◆ EXERCISE INSTRUCTIONS
Please tally the lines in the data below that include the string "created", and reply with only the total.
----------
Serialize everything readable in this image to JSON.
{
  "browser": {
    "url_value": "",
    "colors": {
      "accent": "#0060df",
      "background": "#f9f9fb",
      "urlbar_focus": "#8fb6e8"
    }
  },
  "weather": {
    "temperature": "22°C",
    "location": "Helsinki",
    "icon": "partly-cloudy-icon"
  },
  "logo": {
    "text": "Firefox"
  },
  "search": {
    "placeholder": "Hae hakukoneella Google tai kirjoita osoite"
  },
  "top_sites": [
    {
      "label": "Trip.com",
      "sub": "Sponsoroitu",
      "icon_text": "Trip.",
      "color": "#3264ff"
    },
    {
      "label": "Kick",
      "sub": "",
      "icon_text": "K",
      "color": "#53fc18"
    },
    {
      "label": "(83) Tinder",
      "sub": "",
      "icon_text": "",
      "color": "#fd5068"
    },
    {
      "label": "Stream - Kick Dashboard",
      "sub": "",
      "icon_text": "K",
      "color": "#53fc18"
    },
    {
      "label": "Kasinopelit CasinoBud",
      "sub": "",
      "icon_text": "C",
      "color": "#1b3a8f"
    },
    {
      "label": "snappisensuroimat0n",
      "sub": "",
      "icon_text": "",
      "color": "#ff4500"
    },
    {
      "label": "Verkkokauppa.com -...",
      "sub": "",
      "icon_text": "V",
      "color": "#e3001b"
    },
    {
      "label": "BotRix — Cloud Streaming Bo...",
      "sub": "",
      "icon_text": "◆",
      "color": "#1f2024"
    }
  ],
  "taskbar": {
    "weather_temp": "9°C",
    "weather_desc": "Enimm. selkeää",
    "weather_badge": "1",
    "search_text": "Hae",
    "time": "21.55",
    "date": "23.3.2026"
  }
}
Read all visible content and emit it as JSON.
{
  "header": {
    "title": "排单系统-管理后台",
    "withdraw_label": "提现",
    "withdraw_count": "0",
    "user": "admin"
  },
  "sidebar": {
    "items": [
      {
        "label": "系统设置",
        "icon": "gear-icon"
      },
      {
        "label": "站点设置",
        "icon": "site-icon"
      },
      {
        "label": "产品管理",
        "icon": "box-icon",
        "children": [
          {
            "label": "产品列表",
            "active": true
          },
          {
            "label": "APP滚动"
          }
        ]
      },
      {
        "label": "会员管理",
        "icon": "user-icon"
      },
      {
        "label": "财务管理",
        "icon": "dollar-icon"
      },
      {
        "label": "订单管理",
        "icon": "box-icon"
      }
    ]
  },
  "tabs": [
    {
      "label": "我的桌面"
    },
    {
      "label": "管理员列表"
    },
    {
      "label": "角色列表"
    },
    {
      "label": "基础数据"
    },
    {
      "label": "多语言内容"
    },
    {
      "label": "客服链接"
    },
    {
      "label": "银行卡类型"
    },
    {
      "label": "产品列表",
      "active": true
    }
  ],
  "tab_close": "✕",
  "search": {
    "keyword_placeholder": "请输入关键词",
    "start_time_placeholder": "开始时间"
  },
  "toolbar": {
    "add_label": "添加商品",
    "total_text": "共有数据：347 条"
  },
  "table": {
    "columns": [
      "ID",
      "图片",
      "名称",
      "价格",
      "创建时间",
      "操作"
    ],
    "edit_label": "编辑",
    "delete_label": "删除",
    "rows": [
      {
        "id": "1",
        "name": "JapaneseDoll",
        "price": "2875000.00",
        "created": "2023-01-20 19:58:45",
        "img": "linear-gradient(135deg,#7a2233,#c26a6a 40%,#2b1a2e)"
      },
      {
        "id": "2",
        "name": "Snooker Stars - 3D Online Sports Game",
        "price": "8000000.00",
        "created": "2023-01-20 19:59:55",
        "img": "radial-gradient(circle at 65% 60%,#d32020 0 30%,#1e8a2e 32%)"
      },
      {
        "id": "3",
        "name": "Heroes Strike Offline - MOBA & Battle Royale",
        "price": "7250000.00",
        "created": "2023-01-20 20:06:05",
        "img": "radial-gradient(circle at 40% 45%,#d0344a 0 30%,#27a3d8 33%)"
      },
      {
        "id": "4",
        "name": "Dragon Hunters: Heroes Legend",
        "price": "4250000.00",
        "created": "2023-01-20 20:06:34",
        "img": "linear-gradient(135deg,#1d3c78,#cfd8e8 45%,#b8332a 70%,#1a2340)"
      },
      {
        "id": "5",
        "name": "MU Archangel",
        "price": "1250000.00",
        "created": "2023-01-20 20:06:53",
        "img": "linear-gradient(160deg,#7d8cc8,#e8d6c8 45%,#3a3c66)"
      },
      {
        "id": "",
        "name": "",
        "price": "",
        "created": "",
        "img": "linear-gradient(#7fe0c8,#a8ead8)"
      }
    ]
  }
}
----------
◆ REPLY
6